Career experts Laura DeCarlo, Anna Ivey, Bernadette Kenny and Deborah DeCamp weigh in on this and offer advice for the most popular questions about reference lists for resumes: Should you put references on your resume? Who should you use as references on your resume? What is the proper format for reference page of a resume? How many reference should you have on a resume?
Should you put references on your resume?
No references on your resume. Experts agree: keep references off your resume, and don't waste space with phrases such as "References available on request"-that's a given. DeCarlo, executive director of Career Directors International in Melbourne, Fla., said you could disqualify yourself by putting references on the resume you send in with your application. Some companies may toss such resumes, she said, for fear of being penalized during auditing procedures. If a company has some resumes with references and others without, it could mean trouble, she said. DeCarlo pointed out that the first week of May is International Update Your References Week, a nationally registered holiday launched by CDI and now in its fifth year. References belong on a separate resume reference page.
Who should you use as references on your resume?

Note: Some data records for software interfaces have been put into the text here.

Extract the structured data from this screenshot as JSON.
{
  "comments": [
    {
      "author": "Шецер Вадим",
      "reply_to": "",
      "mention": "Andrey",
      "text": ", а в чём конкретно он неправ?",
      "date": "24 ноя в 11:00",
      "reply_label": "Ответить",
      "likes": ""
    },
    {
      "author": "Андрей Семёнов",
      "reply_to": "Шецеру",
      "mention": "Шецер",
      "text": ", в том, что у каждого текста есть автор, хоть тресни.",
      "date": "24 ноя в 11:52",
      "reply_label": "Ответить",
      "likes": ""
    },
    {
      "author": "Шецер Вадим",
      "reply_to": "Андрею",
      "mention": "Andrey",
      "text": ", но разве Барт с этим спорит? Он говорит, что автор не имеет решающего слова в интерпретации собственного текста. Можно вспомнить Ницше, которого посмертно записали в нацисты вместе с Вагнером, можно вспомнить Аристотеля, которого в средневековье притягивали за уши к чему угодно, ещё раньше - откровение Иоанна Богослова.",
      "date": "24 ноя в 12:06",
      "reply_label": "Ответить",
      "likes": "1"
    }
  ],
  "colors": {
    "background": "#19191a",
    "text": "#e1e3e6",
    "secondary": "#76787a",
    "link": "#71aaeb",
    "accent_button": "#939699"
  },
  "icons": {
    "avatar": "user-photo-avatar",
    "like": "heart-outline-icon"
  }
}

Select individuals who know you well. DeCarlo said a good rule of thumb for a reference is "someone who can talk to how you are professionally in the workplace, and ideally those are former bosses." Ivey cautioned against selecting references just because they have impressive titles but don't know you well. A seasoned recruiter will "see right through that," Ivey said.

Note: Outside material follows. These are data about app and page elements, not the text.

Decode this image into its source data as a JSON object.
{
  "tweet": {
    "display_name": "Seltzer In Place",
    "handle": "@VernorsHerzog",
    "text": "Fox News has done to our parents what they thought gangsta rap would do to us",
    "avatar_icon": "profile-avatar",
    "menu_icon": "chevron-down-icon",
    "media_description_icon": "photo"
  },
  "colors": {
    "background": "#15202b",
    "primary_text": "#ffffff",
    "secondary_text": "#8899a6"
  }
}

Tailor your references to the job. DeCamp, a Chicago-based regional director for Manpower Professional, said it's important to select different references to speak to your different skill sets, and use them according to the job you're pursuing. For example, have one reference who can talk about your ability to work on a team, another who can testify to your stellar capacity for sales, and someone who'll vouch for your tenacity.
Avoid personal references. It's best not to list your personal physician or pastor as references, experts say. Doing so can put the employer in an awkward spot and sends the wrong signal about you-that you don't have people to objectively speak to your professional past.
Stay in touch with your references. It's important to talk to your references before you submit their names to a potential employer, experts say. Ivey, a career counselor based in the Boston area, said it's best to get assurance from an individual that he or she is comfortable speaking on your behalf. If he or she has reservations for some reason, it's better for you to hear about them than a potential employer, she said. Also, be sure you have your references' current contact information.
What is the proper format for your reference list? How many references should you include?
Keep your reference list format to two or three references. "Three is what most companies are looking for," DeCarlo said. Listing more references than that doesn't necessarily give you a leg up, she said, and listing too many names may overwhelm an employer. A format for a reference page of a resume should be clean and simple.
Be selective. In handing over references, DeCamp said, remember you're interviewing the employer as much as they're interviewing you. Collect information from the employer first, so you can target who your references will be, she said.
Further tips for resume reference pages.
Expect the unexpected. "References will be done on you without your ever knowing it. Everyone knows everybody else nowadays, so if I want to check you out I will e-mail somebody asking for their opinion of you and I'll never tell you about that," said Kenny, the Melville, Long Island-based chief career officer at Adecco Group North America. Resume reference pages may be used at any point in the interview process.
Respect your references! Be aware that your references are sacrificing time and effort to help you.